(TASK OBJECTIVE):
Without the pictures, can you quote each line below exactly?

(GIVEN INFORMATION):
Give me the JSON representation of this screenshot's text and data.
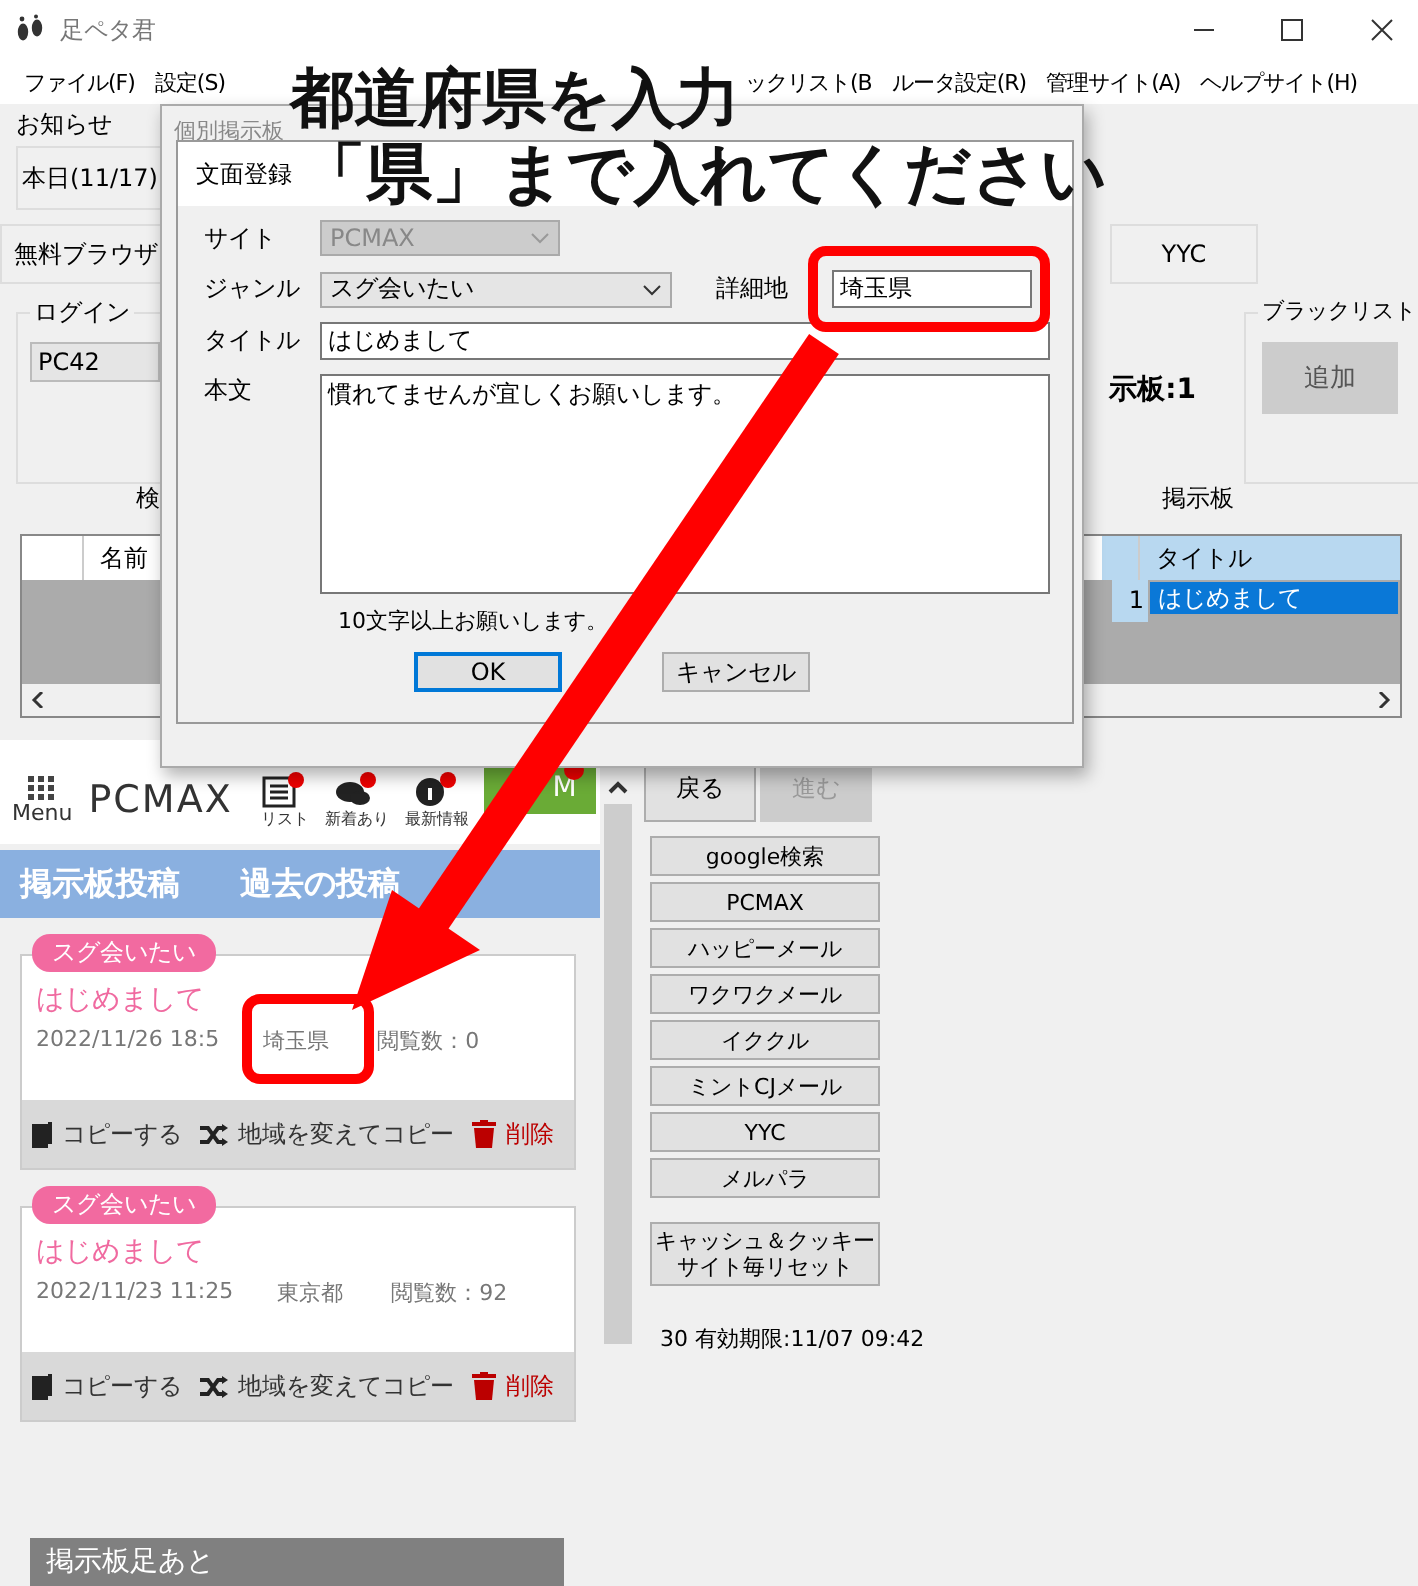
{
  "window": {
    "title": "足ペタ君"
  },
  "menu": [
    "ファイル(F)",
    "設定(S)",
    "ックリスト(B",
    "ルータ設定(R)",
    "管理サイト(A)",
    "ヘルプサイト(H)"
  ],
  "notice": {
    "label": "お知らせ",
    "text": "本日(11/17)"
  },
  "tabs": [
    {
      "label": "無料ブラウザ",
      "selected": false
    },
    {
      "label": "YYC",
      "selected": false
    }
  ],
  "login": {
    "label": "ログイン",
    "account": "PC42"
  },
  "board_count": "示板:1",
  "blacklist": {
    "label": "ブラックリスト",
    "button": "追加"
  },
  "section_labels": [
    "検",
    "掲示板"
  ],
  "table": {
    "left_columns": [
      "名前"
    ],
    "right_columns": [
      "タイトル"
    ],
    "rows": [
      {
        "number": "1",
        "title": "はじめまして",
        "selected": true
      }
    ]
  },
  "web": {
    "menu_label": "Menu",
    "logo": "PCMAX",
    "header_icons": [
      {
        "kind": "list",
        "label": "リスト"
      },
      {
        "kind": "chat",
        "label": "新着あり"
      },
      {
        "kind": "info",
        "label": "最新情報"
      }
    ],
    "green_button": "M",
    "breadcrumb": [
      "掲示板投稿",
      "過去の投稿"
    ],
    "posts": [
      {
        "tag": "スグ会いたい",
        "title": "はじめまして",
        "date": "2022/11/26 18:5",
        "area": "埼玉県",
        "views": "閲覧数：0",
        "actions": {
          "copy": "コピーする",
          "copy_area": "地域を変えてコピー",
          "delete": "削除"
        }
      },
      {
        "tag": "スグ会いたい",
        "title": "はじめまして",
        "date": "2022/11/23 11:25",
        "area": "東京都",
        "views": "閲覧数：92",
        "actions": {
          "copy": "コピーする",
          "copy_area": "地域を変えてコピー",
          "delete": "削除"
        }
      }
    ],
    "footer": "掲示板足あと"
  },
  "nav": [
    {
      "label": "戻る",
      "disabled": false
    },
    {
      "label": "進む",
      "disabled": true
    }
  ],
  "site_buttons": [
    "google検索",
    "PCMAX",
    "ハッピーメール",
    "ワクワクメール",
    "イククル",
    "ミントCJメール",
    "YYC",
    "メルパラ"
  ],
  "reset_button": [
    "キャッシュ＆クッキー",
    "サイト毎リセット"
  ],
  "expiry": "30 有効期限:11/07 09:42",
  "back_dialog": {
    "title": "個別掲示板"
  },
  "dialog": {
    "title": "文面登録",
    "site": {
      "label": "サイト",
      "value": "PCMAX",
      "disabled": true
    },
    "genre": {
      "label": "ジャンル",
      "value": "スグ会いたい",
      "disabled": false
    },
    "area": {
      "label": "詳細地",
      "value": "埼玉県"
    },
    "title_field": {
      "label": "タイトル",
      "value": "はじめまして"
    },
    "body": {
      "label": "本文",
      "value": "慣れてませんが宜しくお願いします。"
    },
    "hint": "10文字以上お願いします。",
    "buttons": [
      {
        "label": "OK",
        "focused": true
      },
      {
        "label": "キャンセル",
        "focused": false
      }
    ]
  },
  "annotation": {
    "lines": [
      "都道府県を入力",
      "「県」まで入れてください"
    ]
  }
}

(OUTPUT):
Give me the JSON representation of this screenshot's text and data.
{
  "window": {
    "title": "足ペタ君"
  },
  "menu": [
    "ファイル(F)",
    "設定(S)",
    "ックリスト(B",
    "ルータ設定(R)",
    "管理サイト(A)",
    "ヘルプサイト(H)"
  ],
  "notice": {
    "label": "お知らせ",
    "text": "本日(11/17)"
  },
  "tabs": [
    {
      "label": "無料ブラウザ",
      "selected": false
    },
    {
      "label": "YYC",
      "selected": false
    }
  ],
  "login": {
    "label": "ログイン",
    "account": "PC42"
  },
  "board_count": "示板:1",
  "blacklist": {
    "label": "ブラックリスト",
    "button": "追加"
  },
  "section_labels": [
    "検",
    "掲示板"
  ],
  "table": {
    "left_columns": [
      "名前"
    ],
    "right_columns": [
      "タイトル"
    ],
    "rows": [
      {
        "number": "1",
        "title": "はじめまして",
        "selected": true
      }
    ]
  },
  "web": {
    "menu_label": "Menu",
    "logo": "PCMAX",
    "header_icons": [
      {
        "kind": "list",
        "label": "リスト"
      },
      {
        "kind": "chat",
        "label": "新着あり"
      },
      {
        "kind": "info",
        "label": "最新情報"
      }
    ],
    "green_button": "M",
    "breadcrumb": [
      "掲示板投稿",
      "過去の投稿"
    ],
    "posts": [
      {
        "tag": "スグ会いたい",
        "title": "はじめまして",
        "date": "2022/11/26 18:5",
        "area": "埼玉県",
        "views": "閲覧数：0",
        "actions": {
          "copy": "コピーする",
          "copy_area": "地域を変えてコピー",
          "delete": "削除"
        }
      },
      {
        "tag": "スグ会いたい",
        "title": "はじめまして",
        "date": "2022/11/23 11:25",
        "area": "東京都",
        "views": "閲覧数：92",
        "actions": {
          "copy": "コピーする",
          "copy_area": "地域を変えてコピー",
          "delete": "削除"
        }
      }
    ],
    "footer": "掲示板足あと"
  },
  "nav": [
    {
      "label": "戻る",
      "disabled": false
    },
    {
      "label": "進む",
      "disabled": true
    }
  ],
  "site_buttons": [
    "google検索",
    "PCMAX",
    "ハッピーメール",
    "ワクワクメール",
    "イククル",
    "ミントCJメール",
    "YYC",
    "メルパラ"
  ],
  "reset_button": [
    "キャッシュ＆クッキー",
    "サイト毎リセット"
  ],
  "expiry": "30 有効期限:11/07 09:42",
  "back_dialog": {
    "title": "個別掲示板"
  },
  "dialog": {
    "title": "文面登録",
    "site": {
      "label": "サイト",
      "value": "PCMAX",
      "disabled": true
    },
    "genre": {
      "label": "ジャンル",
      "value": "スグ会いたい",
      "disabled": false
    },
    "area": {
      "label": "詳細地",
      "value": "埼玉県"
    },
    "title_field": {
      "label": "タイトル",
      "value": "はじめまして"
    },
    "body": {
      "label": "本文",
      "value": "慣れてませんが宜しくお願いします。"
    },
    "hint": "10文字以上お願いします。",
    "buttons": [
      {
        "label": "OK",
        "focused": true
      },
      {
        "label": "キャンセル",
        "focused": false
      }
    ]
  },
  "annotation": {
    "lines": [
      "都道府県を入力",
      "「県」まで入れてください"
    ]
  }
}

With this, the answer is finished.